Vicky Cristina Barcelona, a film from director Woody Allen, was named in the best musical or comedy category.
Mickey Rourke was named best actor in a drama for The Wrestler. That film concerns a former fighter who is given a last chance. The Golden Globe win marked a comeback for the actor.
The late Heath Ledger, who died one year ago of an accidental overdose of prescription drugs, was named best supporting actor for his role as the sinister Joker in the Batman film, The Dark Knight.
The Dark Knight director Christopher Nolan says Ledger's death ripped a hole in cinema.
"But, with the extraordinary response to his work that we've seen all over the world, I for one, start to be able to look a bit less at that gap in the future and a little bit more at the incredible place in the history of cinema that he built for himself with his talent and with his dedication to his artistry," said Nolan.
Colin Farrell was named best actor in a musical or comedy for his role as a hitman in the film In Bruges. Sally Hawkins was named best comedy actress for playing an optimist teacher in Happy-Go-Lucky. And, the box office hit WALL-E, a story of love between robots, was named best animated feature.
Waltz with Bashir from Israeli filmmaker Ari Folman was named best foreign-language film. The animated story concerns a soldier who struggles with memories of Israel's 1982 invasion of Lebanon.
Director Steven Spielberg accepted a lifetime achievement award for his 40 decades of film making.
|Steven Spielberg poses with the Cecil B. Demille Lifetime Achievement award at the 66th Annual Golden Globe Awards in Beverly Hills, California, 11 Jan 2009|
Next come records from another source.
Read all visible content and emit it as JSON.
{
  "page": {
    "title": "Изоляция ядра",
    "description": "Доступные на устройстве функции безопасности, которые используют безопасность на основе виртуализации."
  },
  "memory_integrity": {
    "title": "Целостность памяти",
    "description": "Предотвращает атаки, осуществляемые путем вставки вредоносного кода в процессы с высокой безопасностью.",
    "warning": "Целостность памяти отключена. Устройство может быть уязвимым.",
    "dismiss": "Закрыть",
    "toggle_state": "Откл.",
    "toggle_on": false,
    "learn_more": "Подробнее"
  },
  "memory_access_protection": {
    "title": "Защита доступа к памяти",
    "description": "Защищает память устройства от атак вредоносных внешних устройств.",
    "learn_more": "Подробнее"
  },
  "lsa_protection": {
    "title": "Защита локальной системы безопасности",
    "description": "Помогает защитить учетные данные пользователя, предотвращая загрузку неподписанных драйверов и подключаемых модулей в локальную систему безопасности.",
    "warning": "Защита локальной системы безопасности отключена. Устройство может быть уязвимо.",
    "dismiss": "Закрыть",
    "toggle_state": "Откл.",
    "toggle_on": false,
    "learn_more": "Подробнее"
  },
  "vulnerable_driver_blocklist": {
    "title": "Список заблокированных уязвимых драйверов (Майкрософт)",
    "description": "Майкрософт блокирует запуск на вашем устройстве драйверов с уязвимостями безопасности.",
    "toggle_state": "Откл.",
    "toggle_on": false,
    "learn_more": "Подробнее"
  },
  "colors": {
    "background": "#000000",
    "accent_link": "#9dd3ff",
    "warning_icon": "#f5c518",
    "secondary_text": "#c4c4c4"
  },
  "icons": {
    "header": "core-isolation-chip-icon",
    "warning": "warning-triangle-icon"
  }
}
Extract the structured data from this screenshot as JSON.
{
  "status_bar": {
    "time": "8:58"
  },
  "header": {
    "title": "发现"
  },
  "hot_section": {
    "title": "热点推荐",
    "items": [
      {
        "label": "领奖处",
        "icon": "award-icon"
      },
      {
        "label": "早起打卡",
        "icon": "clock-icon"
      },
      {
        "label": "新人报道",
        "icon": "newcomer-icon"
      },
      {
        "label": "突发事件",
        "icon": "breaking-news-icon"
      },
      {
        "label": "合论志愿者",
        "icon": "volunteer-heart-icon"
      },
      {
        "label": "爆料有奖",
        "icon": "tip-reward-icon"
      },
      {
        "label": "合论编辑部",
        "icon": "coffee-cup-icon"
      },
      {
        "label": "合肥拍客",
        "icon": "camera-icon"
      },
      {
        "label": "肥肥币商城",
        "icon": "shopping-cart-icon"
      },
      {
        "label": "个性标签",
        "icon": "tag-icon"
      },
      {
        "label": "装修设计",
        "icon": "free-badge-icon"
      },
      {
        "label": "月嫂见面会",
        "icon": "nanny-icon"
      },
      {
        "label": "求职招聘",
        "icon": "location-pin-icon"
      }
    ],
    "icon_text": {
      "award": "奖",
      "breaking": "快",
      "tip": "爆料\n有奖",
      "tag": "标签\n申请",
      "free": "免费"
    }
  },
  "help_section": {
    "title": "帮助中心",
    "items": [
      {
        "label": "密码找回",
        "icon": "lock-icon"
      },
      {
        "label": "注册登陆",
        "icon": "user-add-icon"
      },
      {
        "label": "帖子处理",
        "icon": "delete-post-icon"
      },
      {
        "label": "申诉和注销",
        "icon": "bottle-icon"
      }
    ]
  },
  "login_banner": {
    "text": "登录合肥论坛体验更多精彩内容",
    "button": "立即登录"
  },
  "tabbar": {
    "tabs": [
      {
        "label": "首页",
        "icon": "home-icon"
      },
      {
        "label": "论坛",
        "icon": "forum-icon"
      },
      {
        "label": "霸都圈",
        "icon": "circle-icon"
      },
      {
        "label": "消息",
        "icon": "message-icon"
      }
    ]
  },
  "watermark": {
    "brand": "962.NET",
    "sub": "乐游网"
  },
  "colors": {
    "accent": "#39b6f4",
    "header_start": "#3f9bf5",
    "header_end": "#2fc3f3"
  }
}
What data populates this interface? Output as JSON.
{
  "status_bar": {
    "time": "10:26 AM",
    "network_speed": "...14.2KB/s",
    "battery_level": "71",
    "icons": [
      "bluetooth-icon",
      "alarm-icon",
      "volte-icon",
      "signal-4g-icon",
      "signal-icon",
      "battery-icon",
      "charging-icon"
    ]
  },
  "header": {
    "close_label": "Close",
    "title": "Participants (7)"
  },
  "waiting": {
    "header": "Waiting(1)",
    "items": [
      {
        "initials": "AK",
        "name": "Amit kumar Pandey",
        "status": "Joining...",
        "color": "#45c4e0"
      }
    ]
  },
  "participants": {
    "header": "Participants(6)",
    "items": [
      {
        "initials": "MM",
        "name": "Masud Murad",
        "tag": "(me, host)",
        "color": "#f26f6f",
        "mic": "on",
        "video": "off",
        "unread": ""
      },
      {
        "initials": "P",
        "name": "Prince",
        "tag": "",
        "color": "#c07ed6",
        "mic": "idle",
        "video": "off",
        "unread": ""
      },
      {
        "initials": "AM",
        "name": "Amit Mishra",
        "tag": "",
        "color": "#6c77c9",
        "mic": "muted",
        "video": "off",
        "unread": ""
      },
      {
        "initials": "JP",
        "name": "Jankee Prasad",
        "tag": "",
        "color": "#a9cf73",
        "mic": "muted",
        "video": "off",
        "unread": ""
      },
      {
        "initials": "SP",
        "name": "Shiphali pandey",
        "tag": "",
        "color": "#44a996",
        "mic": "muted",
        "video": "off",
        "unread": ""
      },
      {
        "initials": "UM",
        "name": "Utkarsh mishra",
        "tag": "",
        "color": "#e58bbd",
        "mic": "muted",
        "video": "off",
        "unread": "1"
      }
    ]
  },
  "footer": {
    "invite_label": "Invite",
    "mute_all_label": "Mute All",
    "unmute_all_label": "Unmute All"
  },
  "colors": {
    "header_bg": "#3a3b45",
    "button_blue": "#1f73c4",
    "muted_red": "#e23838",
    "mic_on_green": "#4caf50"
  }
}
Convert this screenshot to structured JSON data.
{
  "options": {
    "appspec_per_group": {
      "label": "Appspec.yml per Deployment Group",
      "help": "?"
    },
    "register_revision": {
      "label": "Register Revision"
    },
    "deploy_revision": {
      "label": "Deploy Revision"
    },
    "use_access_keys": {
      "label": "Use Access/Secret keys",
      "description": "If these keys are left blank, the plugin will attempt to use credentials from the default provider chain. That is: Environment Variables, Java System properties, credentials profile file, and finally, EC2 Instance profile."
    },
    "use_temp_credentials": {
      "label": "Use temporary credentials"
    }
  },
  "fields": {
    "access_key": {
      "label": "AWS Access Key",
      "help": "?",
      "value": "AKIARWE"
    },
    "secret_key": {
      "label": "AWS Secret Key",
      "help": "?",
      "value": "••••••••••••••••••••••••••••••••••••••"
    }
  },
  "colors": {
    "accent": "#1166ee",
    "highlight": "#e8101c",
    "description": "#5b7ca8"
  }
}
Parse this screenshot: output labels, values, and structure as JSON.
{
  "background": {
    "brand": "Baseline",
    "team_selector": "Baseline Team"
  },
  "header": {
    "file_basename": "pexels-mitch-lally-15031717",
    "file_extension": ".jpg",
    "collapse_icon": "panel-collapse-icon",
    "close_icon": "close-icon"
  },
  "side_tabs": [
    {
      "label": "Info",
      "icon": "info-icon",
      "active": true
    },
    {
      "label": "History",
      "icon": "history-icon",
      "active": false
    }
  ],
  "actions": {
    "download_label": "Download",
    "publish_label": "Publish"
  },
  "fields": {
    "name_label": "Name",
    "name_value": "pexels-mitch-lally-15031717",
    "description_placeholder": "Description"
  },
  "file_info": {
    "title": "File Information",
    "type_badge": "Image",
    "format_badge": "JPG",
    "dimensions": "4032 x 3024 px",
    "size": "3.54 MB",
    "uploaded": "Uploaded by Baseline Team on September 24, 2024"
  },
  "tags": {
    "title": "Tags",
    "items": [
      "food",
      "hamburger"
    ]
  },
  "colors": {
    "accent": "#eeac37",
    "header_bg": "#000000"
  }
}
Three films that had led the nominations, heading into the awards, were shut out Sunday evening: The Curious Case of Benjamin Button, which deals with a man who ages backwards; Doubt, which looks at the sex-abuse scandal in the Catholic Church; and Frost/Nixon, about the on-air conversations between broadcast journalist David Frost and former U.S. president Richard Nixon.
The Golden Globes are decided by some 90 foreign reporters in Hollywood. The movie industry pays attention because their selections sometimes suggest trends in the more prestigious Oscars, the major industry honors that will be awarded in February.